● **Work to be completed**
Every line below that contains "Current" is to be copied.

Dataset rows describing interfaces
++++++
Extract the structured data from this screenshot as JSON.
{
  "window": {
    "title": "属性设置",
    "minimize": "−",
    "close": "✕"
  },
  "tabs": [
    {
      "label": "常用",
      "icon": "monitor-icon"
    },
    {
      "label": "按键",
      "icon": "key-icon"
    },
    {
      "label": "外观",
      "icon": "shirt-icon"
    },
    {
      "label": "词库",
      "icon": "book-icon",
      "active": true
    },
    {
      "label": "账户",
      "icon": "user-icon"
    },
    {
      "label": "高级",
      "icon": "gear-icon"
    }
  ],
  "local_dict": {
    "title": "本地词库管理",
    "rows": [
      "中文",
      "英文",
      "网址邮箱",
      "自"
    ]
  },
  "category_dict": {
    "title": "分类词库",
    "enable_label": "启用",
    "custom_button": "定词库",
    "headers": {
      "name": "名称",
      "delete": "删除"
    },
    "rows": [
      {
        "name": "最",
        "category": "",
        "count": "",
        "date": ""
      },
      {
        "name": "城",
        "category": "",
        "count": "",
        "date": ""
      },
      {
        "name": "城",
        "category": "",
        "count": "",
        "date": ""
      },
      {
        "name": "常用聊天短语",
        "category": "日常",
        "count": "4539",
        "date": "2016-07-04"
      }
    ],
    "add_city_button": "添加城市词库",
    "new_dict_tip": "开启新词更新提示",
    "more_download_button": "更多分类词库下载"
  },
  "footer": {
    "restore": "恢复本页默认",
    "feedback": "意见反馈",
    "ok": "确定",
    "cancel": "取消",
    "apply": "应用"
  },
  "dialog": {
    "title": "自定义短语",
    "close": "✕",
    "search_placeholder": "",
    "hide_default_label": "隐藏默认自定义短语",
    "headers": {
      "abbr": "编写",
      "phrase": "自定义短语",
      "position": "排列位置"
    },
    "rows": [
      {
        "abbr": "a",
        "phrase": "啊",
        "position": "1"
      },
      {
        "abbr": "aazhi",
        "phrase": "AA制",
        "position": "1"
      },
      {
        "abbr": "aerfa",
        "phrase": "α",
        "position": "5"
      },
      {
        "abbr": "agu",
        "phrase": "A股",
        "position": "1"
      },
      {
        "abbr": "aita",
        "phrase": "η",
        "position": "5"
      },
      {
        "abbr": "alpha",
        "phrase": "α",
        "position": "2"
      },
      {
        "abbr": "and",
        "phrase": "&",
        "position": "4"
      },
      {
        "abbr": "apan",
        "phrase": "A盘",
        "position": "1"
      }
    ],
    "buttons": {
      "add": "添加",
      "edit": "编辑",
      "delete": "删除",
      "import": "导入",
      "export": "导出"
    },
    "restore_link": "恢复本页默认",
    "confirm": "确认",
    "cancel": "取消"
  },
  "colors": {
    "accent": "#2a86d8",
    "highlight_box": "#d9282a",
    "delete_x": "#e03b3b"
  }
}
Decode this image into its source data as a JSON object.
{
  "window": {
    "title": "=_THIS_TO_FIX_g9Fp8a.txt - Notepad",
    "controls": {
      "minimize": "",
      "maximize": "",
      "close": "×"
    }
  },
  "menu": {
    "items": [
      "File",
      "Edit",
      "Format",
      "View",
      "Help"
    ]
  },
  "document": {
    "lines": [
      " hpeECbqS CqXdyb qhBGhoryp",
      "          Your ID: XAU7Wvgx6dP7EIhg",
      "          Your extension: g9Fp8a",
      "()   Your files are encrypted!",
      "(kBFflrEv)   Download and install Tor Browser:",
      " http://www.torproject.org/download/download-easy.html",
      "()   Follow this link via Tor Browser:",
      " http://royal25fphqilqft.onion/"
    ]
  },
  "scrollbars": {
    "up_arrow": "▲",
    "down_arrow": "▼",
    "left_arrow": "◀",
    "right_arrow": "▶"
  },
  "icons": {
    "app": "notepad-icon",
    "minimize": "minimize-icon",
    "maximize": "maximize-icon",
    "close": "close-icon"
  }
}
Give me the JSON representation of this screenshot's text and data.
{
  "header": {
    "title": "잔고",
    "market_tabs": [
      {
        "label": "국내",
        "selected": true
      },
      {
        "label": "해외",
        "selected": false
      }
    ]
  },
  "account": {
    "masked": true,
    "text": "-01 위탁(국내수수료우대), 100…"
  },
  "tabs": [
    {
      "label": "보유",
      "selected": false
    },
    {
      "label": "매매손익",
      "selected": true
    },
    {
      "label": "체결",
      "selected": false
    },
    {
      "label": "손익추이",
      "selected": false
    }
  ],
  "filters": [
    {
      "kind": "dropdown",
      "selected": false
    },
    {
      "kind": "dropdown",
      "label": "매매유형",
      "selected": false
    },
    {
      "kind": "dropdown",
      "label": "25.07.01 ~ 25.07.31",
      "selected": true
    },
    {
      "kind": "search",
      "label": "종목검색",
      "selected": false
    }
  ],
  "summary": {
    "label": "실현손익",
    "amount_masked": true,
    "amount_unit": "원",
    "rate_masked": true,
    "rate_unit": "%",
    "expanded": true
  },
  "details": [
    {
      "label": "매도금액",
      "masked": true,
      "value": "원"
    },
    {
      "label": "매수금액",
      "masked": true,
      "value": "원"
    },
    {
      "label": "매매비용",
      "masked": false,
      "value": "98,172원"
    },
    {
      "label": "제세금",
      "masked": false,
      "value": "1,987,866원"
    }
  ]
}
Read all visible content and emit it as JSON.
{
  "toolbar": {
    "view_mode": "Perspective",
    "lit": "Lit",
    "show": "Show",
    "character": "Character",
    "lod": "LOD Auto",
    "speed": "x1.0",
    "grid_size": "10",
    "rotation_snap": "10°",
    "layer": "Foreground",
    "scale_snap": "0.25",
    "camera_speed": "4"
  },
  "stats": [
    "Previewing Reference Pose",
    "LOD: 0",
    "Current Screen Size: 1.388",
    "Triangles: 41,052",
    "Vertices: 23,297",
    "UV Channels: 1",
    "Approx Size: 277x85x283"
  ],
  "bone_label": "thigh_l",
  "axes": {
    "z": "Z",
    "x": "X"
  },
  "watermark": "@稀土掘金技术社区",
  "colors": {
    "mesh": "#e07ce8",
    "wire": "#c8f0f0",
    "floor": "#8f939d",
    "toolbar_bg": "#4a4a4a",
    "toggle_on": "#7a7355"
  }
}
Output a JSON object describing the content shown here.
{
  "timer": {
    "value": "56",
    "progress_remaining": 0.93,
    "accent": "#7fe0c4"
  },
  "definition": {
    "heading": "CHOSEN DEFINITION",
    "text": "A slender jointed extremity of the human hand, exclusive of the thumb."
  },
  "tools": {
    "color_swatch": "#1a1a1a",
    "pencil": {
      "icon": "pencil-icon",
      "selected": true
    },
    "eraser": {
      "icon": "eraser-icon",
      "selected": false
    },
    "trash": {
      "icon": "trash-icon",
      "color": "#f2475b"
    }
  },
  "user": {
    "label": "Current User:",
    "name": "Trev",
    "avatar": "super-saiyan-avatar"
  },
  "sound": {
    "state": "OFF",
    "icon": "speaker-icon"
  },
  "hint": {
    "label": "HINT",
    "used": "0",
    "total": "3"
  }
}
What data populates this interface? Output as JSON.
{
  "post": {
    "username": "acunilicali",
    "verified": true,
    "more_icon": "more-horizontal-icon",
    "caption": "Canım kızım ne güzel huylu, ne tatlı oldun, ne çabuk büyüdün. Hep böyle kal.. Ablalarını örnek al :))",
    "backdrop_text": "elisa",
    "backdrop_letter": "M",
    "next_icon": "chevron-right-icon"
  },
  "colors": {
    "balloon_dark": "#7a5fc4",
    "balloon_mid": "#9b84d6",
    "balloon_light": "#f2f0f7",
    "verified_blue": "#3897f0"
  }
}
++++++
● **Solution to this exercise**
    "Current Screen Size: 1.388",
    "label": "Current User:",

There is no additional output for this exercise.